▸ Available data:
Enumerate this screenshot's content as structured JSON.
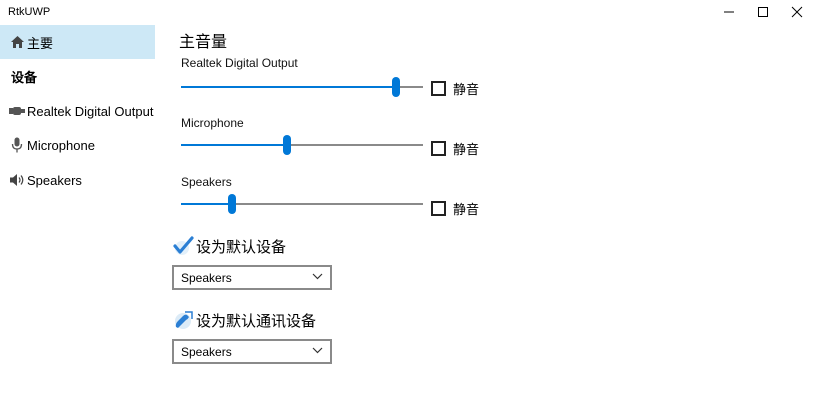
{
  "window": {
    "title": "RtkUWP"
  },
  "sidebar": {
    "items": [
      {
        "label": "主要",
        "icon": "home-icon",
        "selected": true
      },
      {
        "label": "设备",
        "header": true
      },
      {
        "label": "Realtek Digital Output",
        "icon": "digital-output-icon"
      },
      {
        "label": "Microphone",
        "icon": "microphone-icon"
      },
      {
        "label": "Speakers",
        "icon": "speaker-icon"
      }
    ]
  },
  "main": {
    "title": "主音量",
    "mute_label": "静音",
    "devices": [
      {
        "name": "Realtek Digital Output",
        "volume_fraction": 0.89,
        "muted": false
      },
      {
        "name": "Microphone",
        "volume_fraction": 0.44,
        "muted": false
      },
      {
        "name": "Speakers",
        "volume_fraction": 0.21,
        "muted": false
      }
    ],
    "default_device": {
      "title": "设为默认设备",
      "icon": "checkmark-icon",
      "selected": "Speakers"
    },
    "default_comm_device": {
      "title": "设为默认通讯设备",
      "icon": "phone-icon",
      "selected": "Speakers"
    }
  },
  "colors": {
    "accent": "#0078d7",
    "selected_nav": "#cde8f6",
    "track": "#8a8a8a"
  }
}
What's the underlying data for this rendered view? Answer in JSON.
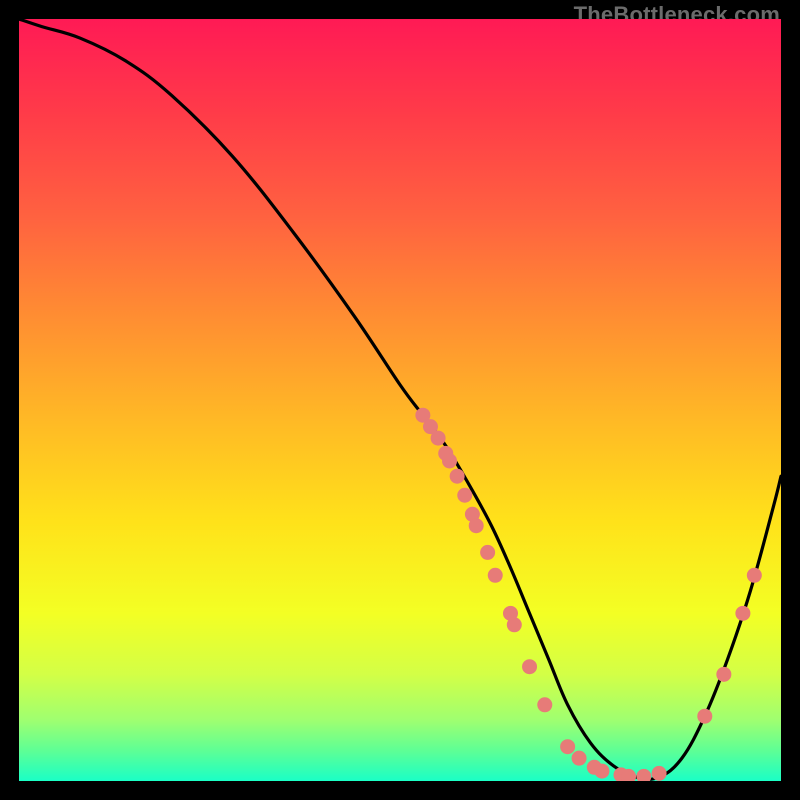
{
  "watermark": "TheBottleneck.com",
  "colors": {
    "bg": "#000000",
    "curve": "#000000",
    "dots": "#e77b78"
  },
  "chart_data": {
    "type": "line",
    "title": "",
    "xlabel": "",
    "ylabel": "",
    "xlim": [
      0,
      100
    ],
    "ylim": [
      0,
      100
    ],
    "grid": false,
    "series": [
      {
        "name": "bottleneck-curve",
        "x": [
          0,
          3,
          8,
          14,
          20,
          28,
          36,
          44,
          50,
          53,
          56,
          59,
          62,
          64.5,
          67,
          69.5,
          72,
          75,
          78,
          81,
          84,
          87,
          90,
          93,
          96,
          99,
          100
        ],
        "y": [
          100,
          99,
          97.5,
          94.5,
          90,
          82,
          72,
          61,
          52,
          48,
          44,
          39,
          33.5,
          28,
          22,
          16,
          10,
          5,
          2,
          0.5,
          0.5,
          3,
          8.5,
          16,
          25,
          36,
          40
        ]
      }
    ],
    "points": [
      {
        "x": 53,
        "y": 48
      },
      {
        "x": 54,
        "y": 46.5
      },
      {
        "x": 55,
        "y": 45
      },
      {
        "x": 56,
        "y": 43
      },
      {
        "x": 56.5,
        "y": 42
      },
      {
        "x": 57.5,
        "y": 40
      },
      {
        "x": 58.5,
        "y": 37.5
      },
      {
        "x": 59.5,
        "y": 35
      },
      {
        "x": 60,
        "y": 33.5
      },
      {
        "x": 61.5,
        "y": 30
      },
      {
        "x": 62.5,
        "y": 27
      },
      {
        "x": 64.5,
        "y": 22
      },
      {
        "x": 65,
        "y": 20.5
      },
      {
        "x": 67,
        "y": 15
      },
      {
        "x": 69,
        "y": 10
      },
      {
        "x": 72,
        "y": 4.5
      },
      {
        "x": 73.5,
        "y": 3
      },
      {
        "x": 75.5,
        "y": 1.8
      },
      {
        "x": 76.5,
        "y": 1.3
      },
      {
        "x": 79,
        "y": 0.8
      },
      {
        "x": 80,
        "y": 0.6
      },
      {
        "x": 82,
        "y": 0.6
      },
      {
        "x": 84,
        "y": 1
      },
      {
        "x": 90,
        "y": 8.5
      },
      {
        "x": 92.5,
        "y": 14
      },
      {
        "x": 95,
        "y": 22
      },
      {
        "x": 96.5,
        "y": 27
      }
    ]
  }
}
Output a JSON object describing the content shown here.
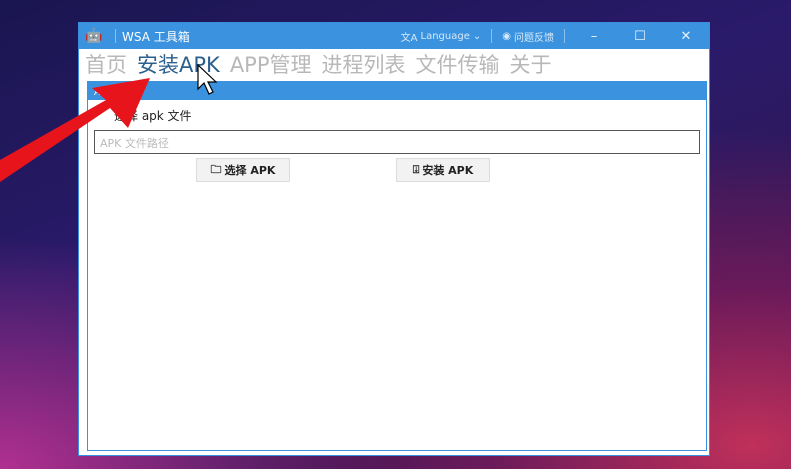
{
  "window": {
    "title": "WSA 工具箱",
    "language_label": "Language",
    "feedback_label": "问题反馈"
  },
  "tabs": [
    {
      "label": "首页"
    },
    {
      "label": "安装APK"
    },
    {
      "label": "APP管理"
    },
    {
      "label": "进程列表"
    },
    {
      "label": "文件传输"
    },
    {
      "label": "关于"
    }
  ],
  "panel": {
    "header": "APK 安装",
    "select_label": "选择 apk 文件",
    "path_placeholder": "APK 文件路径",
    "select_button": "选择 APK",
    "install_button": "安装 APK"
  },
  "colors": {
    "accent": "#3b93e0",
    "arrow": "#e8141c"
  }
}
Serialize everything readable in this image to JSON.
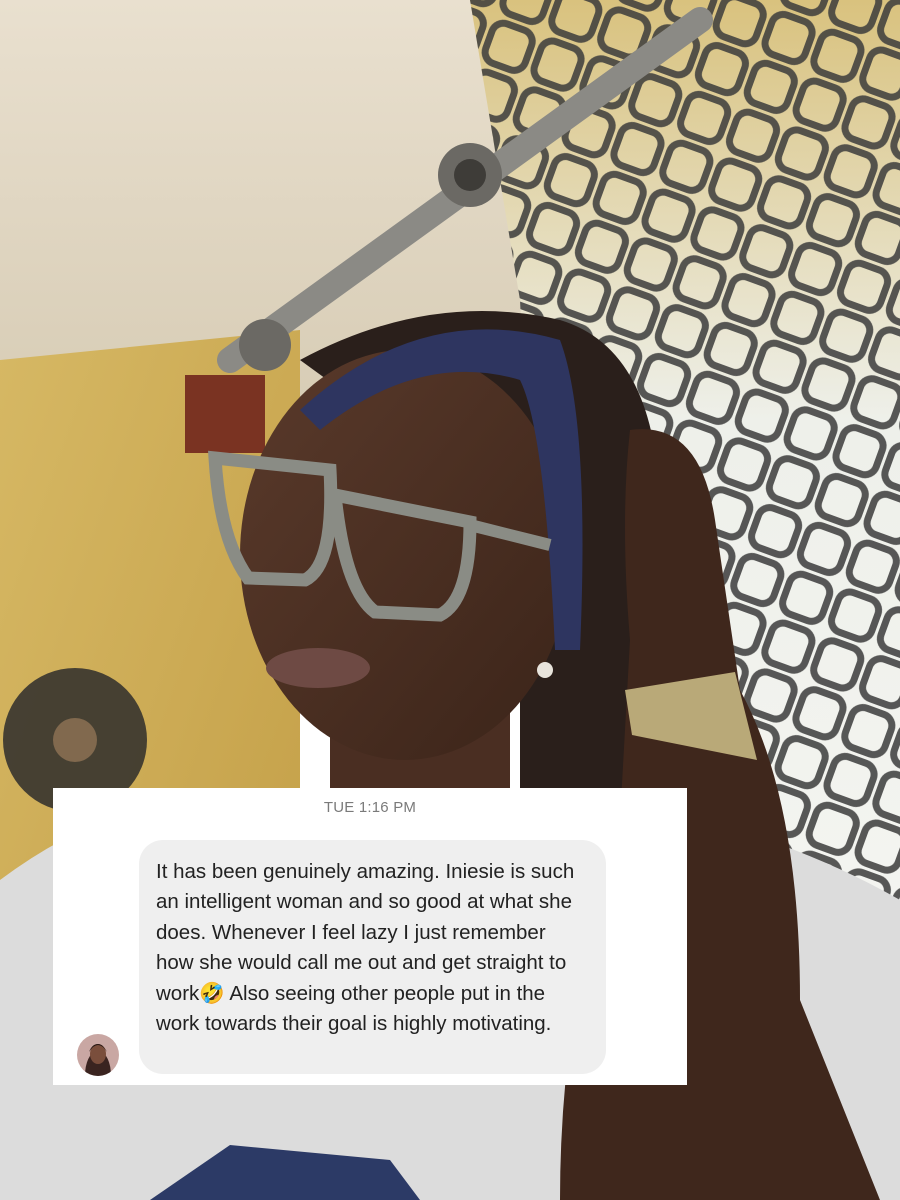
{
  "message": {
    "timestamp": "TUE 1:16 PM",
    "text": "It has been genuinely amazing. Iniesie is such an intelligent woman and so good at what she does. Whenever I feel lazy I just remember how she would call me out and get straight to work🤣 Also seeing other people put in the work towards their goal is highly motivating.",
    "sender_avatar": "profile-photo-avatar"
  },
  "colors": {
    "card_background": "#ffffff",
    "bubble_background": "#efefef",
    "message_text": "#222222",
    "timestamp_text": "#7a7a7a"
  }
}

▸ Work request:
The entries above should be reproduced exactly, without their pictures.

▸ Finished exercise:
Enumerate this screenshot's content as structured JSON.
{
  "window": {
    "title": "RtkUWP"
  },
  "sidebar": {
    "items": [
      {
        "label": "主要",
        "icon": "home-icon",
        "selected": true
      },
      {
        "label": "设备",
        "header": true
      },
      {
        "label": "Realtek Digital Output",
        "icon": "digital-output-icon"
      },
      {
        "label": "Microphone",
        "icon": "microphone-icon"
      },
      {
        "label": "Speakers",
        "icon": "speaker-icon"
      }
    ]
  },
  "main": {
    "title": "主音量",
    "mute_label": "静音",
    "devices": [
      {
        "name": "Realtek Digital Output",
        "volume_fraction": 0.89,
        "muted": false
      },
      {
        "name": "Microphone",
        "volume_fraction": 0.44,
        "muted": false
      },
      {
        "name": "Speakers",
        "volume_fraction": 0.21,
        "muted": false
      }
    ],
    "default_device": {
      "title": "设为默认设备",
      "icon": "checkmark-icon",
      "selected": "Speakers"
    },
    "default_comm_device": {
      "title": "设为默认通讯设备",
      "icon": "phone-icon",
      "selected": "Speakers"
    }
  },
  "colors": {
    "accent": "#0078d7",
    "selected_nav": "#cde8f6",
    "track": "#8a8a8a"
  }
}
What's the underlying data for this rendered view? Answer in JSON.
{
  "watermark": "TheBottleneck.com",
  "colors": {
    "bg": "#000000",
    "curve": "#000000",
    "dots": "#e77b78"
  },
  "chart_data": {
    "type": "line",
    "title": "",
    "xlabel": "",
    "ylabel": "",
    "xlim": [
      0,
      100
    ],
    "ylim": [
      0,
      100
    ],
    "grid": false,
    "series": [
      {
        "name": "bottleneck-curve",
        "x": [
          0,
          3,
          8,
          14,
          20,
          28,
          36,
          44,
          50,
          53,
          56,
          59,
          62,
          64.5,
          67,
          69.5,
          72,
          75,
          78,
          81,
          84,
          87,
          90,
          93,
          96,
          99,
          100
        ],
        "y": [
          100,
          99,
          97.5,
          94.5,
          90,
          82,
          72,
          61,
          52,
          48,
          44,
          39,
          33.5,
          28,
          22,
          16,
          10,
          5,
          2,
          0.5,
          0.5,
          3,
          8.5,
          16,
          25,
          36,
          40
        ]
      }
    ],
    "points": [
      {
        "x": 53,
        "y": 48
      },
      {
        "x": 54,
        "y": 46.5
      },
      {
        "x": 55,
        "y": 45
      },
      {
        "x": 56,
        "y": 43
      },
      {
        "x": 56.5,
        "y": 42
      },
      {
        "x": 57.5,
        "y": 40
      },
      {
        "x": 58.5,
        "y": 37.5
      },
      {
        "x": 59.5,
        "y": 35
      },
      {
        "x": 60,
        "y": 33.5
      },
      {
        "x": 61.5,
        "y": 30
      },
      {
        "x": 62.5,
        "y": 27
      },
      {
        "x": 64.5,
        "y": 22
      },
      {
        "x": 65,
        "y": 20.5
      },
      {
        "x": 67,
        "y": 15
      },
      {
        "x": 69,
        "y": 10
      },
      {
        "x": 72,
        "y": 4.5
      },
      {
        "x": 73.5,
        "y": 3
      },
      {
        "x": 75.5,
        "y": 1.8
      },
      {
        "x": 76.5,
        "y": 1.3
      },
      {
        "x": 79,
        "y": 0.8
      },
      {
        "x": 80,
        "y": 0.6
      },
      {
        "x": 82,
        "y": 0.6
      },
      {
        "x": 84,
        "y": 1
      },
      {
        "x": 90,
        "y": 8.5
      },
      {
        "x": 92.5,
        "y": 14
      },
      {
        "x": 95,
        "y": 22
      },
      {
        "x": 96.5,
        "y": 27
      }
    ]
  }
}
Output a JSON object describing the content shown here.
{
  "window": {
    "title": "WSA 工具箱",
    "language_label": "Language",
    "feedback_label": "问题反馈"
  },
  "tabs": [
    {
      "label": "首页"
    },
    {
      "label": "安装APK"
    },
    {
      "label": "APP管理"
    },
    {
      "label": "进程列表"
    },
    {
      "label": "文件传输"
    },
    {
      "label": "关于"
    }
  ],
  "panel": {
    "header": "APK 安装",
    "select_label": "选择 apk 文件",
    "path_placeholder": "APK 文件路径",
    "select_button": "选择 APK",
    "install_button": "安装 APK"
  },
  "colors": {
    "accent": "#3b93e0",
    "arrow": "#e8141c"
  }
}
Serialize everything readable in this image to JSON.
{
  "message": {
    "timestamp": "TUE 1:16 PM",
    "text": "It has been genuinely amazing. Iniesie is such an intelligent woman and so good at what she does. Whenever I feel lazy I just remember how she would call me out and get straight to work🤣 Also seeing other people put in the work towards their goal is highly motivating.",
    "sender_avatar": "profile-photo-avatar"
  },
  "colors": {
    "card_background": "#ffffff",
    "bubble_background": "#efefef",
    "message_text": "#222222",
    "timestamp_text": "#7a7a7a"
  }
}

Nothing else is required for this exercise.